adobe, after effects, Blackmagic Fusion, Cavus Media, cineform, Creative Cloud, DNx, encoding, export, fstoppers, jeff riegel, mac, Media Encoder, Oliver Kmia, PC, premiere, prores, prores 422, ProRes 4444, support, transcode, windows, Windows 10
by Oliver Kmia, Fstoppers
Premiere Pro and After Effects users were never able to export ProRes files on Windows computers but this limitation has just been lifted by the latest Adobe update.
“Please render the video in ProRes.” How many times did video editors hear this request from a client or an agency? At this point, Windows users have to politely explain why their PC cannot export ProRes due to artificial license limitation on Windows platform. In a kind but condescending tone, I usually propose to deliver the video file in Cineform or DNX as an alternative but there is always this Apple centric agency that only takes ProRes because it’s “the industry standard” and “we love paying three times the price for our computers” I think in my head but I have to bite my tongue not to say this.

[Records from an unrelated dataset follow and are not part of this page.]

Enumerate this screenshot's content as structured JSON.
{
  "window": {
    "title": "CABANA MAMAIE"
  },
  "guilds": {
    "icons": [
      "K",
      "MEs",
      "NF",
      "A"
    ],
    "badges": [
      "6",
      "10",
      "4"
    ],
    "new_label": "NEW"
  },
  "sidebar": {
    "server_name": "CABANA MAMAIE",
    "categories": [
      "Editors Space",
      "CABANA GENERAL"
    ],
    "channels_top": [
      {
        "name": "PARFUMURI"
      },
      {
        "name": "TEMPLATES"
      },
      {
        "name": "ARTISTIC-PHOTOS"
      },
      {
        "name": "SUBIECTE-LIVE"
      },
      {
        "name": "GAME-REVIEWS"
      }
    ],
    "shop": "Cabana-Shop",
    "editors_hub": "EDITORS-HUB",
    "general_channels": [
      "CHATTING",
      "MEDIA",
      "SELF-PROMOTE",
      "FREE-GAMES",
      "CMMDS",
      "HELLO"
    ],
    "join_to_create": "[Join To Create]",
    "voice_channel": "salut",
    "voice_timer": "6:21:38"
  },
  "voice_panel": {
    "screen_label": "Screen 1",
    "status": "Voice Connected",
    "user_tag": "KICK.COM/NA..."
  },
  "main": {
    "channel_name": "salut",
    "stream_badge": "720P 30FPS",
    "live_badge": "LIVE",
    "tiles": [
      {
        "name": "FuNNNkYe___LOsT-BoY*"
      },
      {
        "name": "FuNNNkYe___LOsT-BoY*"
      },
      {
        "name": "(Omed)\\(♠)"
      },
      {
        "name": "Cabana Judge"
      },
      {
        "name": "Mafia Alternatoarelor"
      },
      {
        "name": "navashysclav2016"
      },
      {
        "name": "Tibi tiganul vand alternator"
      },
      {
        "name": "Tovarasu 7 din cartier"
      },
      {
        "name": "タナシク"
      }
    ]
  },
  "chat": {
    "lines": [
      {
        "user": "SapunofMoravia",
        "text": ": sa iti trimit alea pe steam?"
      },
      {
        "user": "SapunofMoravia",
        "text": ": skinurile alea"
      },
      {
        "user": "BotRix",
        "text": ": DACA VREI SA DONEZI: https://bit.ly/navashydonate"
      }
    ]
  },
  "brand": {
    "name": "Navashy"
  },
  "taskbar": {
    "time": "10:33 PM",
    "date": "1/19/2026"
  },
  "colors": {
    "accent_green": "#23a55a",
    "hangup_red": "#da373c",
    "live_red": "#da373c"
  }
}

At this point, I usually request help from my Apple user friends (yes, I have a few) to transcode the file for me. Some people found third-party software or plugins that can export ProRes but these applications are not official and can generate compatibility issue, encoding errors, and instability. You could also use Blackmagic Fusion on Windows, one of the only video software able to output ProRes.

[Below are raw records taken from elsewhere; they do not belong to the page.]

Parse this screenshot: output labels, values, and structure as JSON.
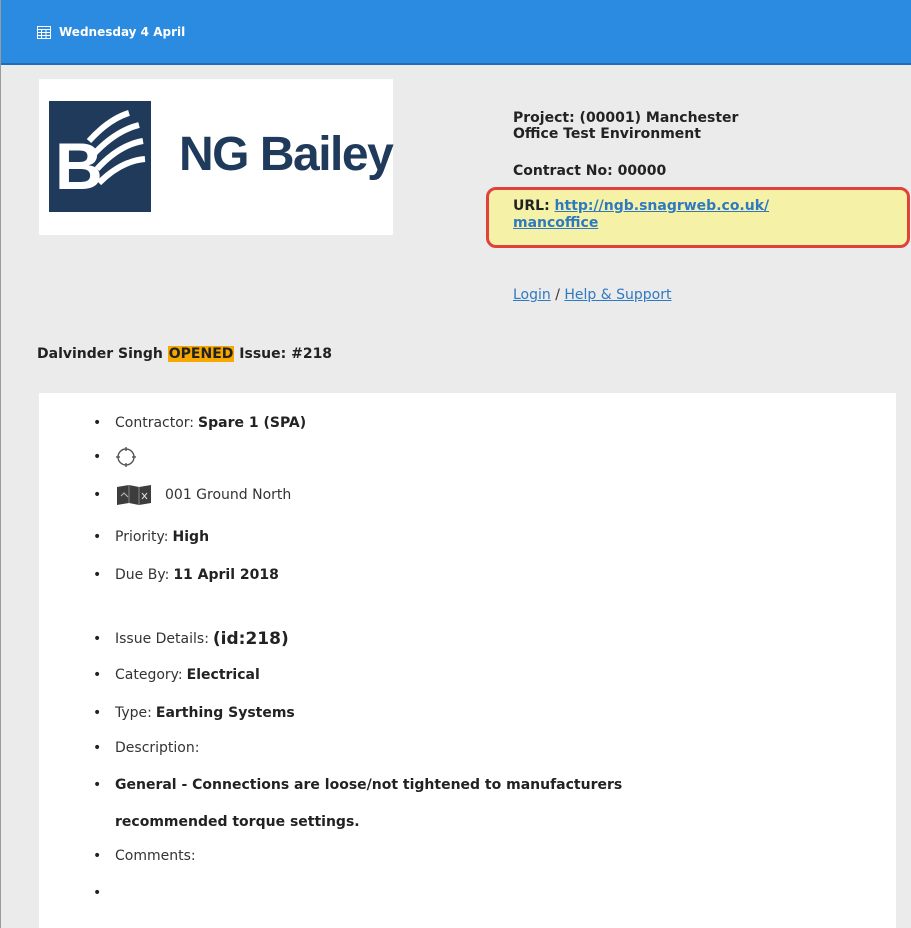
{
  "header": {
    "date": "Wednesday 4 April",
    "calendar_icon": "calendar-icon"
  },
  "logo": {
    "text": "NG Bailey"
  },
  "project": {
    "line1": "Project: (00001) Manchester",
    "line2": "Office Test Environment",
    "contract": "Contract No: 00000",
    "url_label": "URL: ",
    "url_line1": "http://ngb.snagrweb.co.uk/",
    "url_line2": "mancoffice",
    "login_label": "Login",
    "separator": " / ",
    "help_label": "Help & Support"
  },
  "event": {
    "user": "Dalvinder Singh",
    "action": "OPENED",
    "issue_label": "Issue: #218"
  },
  "details": {
    "contractor_label": "Contractor: ",
    "contractor_value": "Spare 1 (SPA)",
    "location": "001 Ground North",
    "priority_label": "Priority: ",
    "priority_value": "High",
    "due_label": "Due By: ",
    "due_value": "11 April 2018",
    "issue_details_label": "Issue Details: ",
    "issue_details_value": "(id:218)",
    "category_label": "Category: ",
    "category_value": "Electrical",
    "type_label": "Type: ",
    "type_value": "Earthing Systems",
    "description_label": "Description:",
    "description_line1": "General - Connections are loose/not tightened to manufacturers",
    "description_line2": "recommended torque settings.",
    "comments_label": "Comments:"
  },
  "colors": {
    "header_blue": "#2b8be0",
    "highlight_orange": "#f7a800",
    "url_box_border": "#e0413a",
    "url_box_fill": "#f5f2a8",
    "link_blue": "#2f79c1"
  }
}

But today, after many years of unfair PC discrimination, Windows users are now able to deliver ProRes files natively. With the latest Adobe updates, ProRes 4444 and ProRes 422 export is available within Premiere Pro, After Effects, and Media Encoder on Windows 10. Humanity rejoices. This is an excellent and unexpected move from Adobe and Apple.
Simply head to the Creative Cloud desktop application to update Premiere (version CC 13.0.2), After Effects, and Media Encoder.